“People are so enraged, so frustrated,” said Simmons’ wife, Betty Simmons. “There’s a despair.”
At Greater St. Matthew Baptist Church in Highland Park, Mich., the Rev. David Alexander Bullock echoed those views during his Sunday sermon. Bullock said he cited a Bible parable from John 9 where Jesus talks with his disciples about the reasons why a blind man is blind, referring to the men who attacked Utash as morally blind.
“It’s the responsibility of the faith community to engage those who are blind, in this case, a mob of young men who don’t see clearly, who flew into a rage,” said Bullock. “They’re spiritually blind.”
“We can’t stand idly by,” Bullock said. “We have to engage them.”
Bullock said his church will donate $1,000 to the Utash family to help with medical expenses.
“This is an opportunity for us to do God’s work,” Bullock said.
The Rev. Maurice Rudd, pastor of Greater Mount Tabor Church in Detroit, also raised an offering Sunday and spoke about the beating.
“We’re a predominantly black church and Mr. Utash is white, but love is universal,” said Rudd. “There are no boundaries to love. Love crosses all racial barriers, all levels of class. That’s what being a Christian is really about.”
In his sermon, Simmons talked about a changing culture that is hurting the region.
“There is something in the spirit in southeast Michigan,” he said. “The spirit of violence … has infected our people.”
Despite that, Simmons and his congregants said they and others are working in small ways to improve the mood and climate. Over the last year, they have worked to board up homes around the church in partnership with companies. And they hope to reach even the type of people who beat up Utash.
“That anger comes from fear” rooted in a lack of hope, said Charles Weems, 60, a member of Baber Memorial A.M.E. Church. “You have to look at the environment they’re in.”

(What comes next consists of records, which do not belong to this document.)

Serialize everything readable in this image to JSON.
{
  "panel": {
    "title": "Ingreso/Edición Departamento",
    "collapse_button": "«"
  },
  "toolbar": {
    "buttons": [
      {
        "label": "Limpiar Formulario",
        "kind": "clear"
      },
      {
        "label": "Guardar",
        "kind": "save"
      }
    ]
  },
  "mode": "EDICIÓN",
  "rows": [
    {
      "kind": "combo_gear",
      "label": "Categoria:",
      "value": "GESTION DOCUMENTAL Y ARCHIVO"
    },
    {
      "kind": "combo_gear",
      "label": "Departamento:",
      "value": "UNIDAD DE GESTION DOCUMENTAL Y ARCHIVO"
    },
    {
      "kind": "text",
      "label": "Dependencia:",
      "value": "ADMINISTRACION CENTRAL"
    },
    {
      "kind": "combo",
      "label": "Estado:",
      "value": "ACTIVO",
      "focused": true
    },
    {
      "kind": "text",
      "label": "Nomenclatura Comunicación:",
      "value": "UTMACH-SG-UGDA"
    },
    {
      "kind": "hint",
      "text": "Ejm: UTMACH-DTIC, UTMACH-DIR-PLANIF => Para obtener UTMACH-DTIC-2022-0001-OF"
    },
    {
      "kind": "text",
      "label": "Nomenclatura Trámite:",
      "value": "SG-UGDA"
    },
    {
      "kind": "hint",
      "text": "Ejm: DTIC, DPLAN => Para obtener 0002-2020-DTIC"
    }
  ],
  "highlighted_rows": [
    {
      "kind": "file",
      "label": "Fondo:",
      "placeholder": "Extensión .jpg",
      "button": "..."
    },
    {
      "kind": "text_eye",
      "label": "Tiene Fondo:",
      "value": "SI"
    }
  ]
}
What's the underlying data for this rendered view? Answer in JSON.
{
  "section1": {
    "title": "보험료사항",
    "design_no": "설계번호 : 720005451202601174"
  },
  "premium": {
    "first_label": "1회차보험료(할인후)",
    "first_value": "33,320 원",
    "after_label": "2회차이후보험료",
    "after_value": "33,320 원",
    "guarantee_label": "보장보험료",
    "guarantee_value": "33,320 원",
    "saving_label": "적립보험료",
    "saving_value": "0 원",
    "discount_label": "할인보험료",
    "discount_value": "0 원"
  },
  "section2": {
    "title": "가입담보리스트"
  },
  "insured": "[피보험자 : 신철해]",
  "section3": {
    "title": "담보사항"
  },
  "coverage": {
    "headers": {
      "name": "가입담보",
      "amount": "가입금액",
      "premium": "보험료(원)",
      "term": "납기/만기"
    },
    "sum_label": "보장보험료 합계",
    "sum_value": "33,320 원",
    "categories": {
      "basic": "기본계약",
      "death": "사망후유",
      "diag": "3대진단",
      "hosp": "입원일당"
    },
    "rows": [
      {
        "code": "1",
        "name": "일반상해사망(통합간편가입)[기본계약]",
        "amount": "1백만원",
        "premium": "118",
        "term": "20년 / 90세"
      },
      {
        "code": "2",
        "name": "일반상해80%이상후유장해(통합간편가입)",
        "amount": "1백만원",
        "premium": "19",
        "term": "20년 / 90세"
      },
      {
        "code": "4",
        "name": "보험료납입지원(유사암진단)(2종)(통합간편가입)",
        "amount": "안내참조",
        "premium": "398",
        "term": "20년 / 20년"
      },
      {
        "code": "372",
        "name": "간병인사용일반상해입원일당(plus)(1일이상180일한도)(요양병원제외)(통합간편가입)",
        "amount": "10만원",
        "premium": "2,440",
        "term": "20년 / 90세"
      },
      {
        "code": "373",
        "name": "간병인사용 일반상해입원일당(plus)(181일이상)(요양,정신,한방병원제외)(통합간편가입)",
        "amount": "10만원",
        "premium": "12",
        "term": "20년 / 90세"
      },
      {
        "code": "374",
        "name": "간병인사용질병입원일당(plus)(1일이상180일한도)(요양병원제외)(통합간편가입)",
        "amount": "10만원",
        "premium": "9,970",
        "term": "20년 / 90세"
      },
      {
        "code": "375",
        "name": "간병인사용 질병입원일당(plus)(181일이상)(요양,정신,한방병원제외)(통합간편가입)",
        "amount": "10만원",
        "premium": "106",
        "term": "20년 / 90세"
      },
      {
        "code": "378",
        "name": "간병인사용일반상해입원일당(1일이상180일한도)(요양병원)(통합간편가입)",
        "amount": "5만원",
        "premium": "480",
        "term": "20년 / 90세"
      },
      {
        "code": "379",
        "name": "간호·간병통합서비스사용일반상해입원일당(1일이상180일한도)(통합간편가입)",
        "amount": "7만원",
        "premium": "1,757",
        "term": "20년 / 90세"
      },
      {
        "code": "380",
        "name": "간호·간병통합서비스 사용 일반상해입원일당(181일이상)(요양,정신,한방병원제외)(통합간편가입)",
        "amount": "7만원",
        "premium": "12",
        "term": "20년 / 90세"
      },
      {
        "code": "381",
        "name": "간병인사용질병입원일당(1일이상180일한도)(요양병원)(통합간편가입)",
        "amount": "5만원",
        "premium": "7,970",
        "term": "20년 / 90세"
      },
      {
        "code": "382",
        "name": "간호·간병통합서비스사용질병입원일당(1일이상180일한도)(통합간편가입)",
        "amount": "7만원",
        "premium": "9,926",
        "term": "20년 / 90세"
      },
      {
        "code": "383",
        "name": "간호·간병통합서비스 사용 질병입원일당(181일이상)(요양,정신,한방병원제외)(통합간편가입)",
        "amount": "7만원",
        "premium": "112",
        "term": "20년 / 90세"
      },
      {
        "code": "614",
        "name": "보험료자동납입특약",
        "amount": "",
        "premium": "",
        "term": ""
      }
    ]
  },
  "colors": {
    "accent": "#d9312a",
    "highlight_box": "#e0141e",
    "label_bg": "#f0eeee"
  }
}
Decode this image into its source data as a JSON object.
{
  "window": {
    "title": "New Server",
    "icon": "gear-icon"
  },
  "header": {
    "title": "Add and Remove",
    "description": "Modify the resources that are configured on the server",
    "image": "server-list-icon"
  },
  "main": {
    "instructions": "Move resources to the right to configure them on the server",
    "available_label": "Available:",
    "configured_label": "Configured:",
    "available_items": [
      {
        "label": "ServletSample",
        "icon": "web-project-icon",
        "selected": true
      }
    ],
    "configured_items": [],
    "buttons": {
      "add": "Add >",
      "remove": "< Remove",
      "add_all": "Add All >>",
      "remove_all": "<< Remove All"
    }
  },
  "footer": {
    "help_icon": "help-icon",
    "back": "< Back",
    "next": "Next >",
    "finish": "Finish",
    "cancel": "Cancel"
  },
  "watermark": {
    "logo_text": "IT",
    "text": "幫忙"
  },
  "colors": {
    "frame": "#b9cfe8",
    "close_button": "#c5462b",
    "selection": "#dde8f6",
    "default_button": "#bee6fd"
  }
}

“Instead of pointing fingers” at people in tough circumstances, “we’ll walk in love” and try to use kindness to help people, Weems said.
Contributing: Katrease Stafford, Detroit Free Press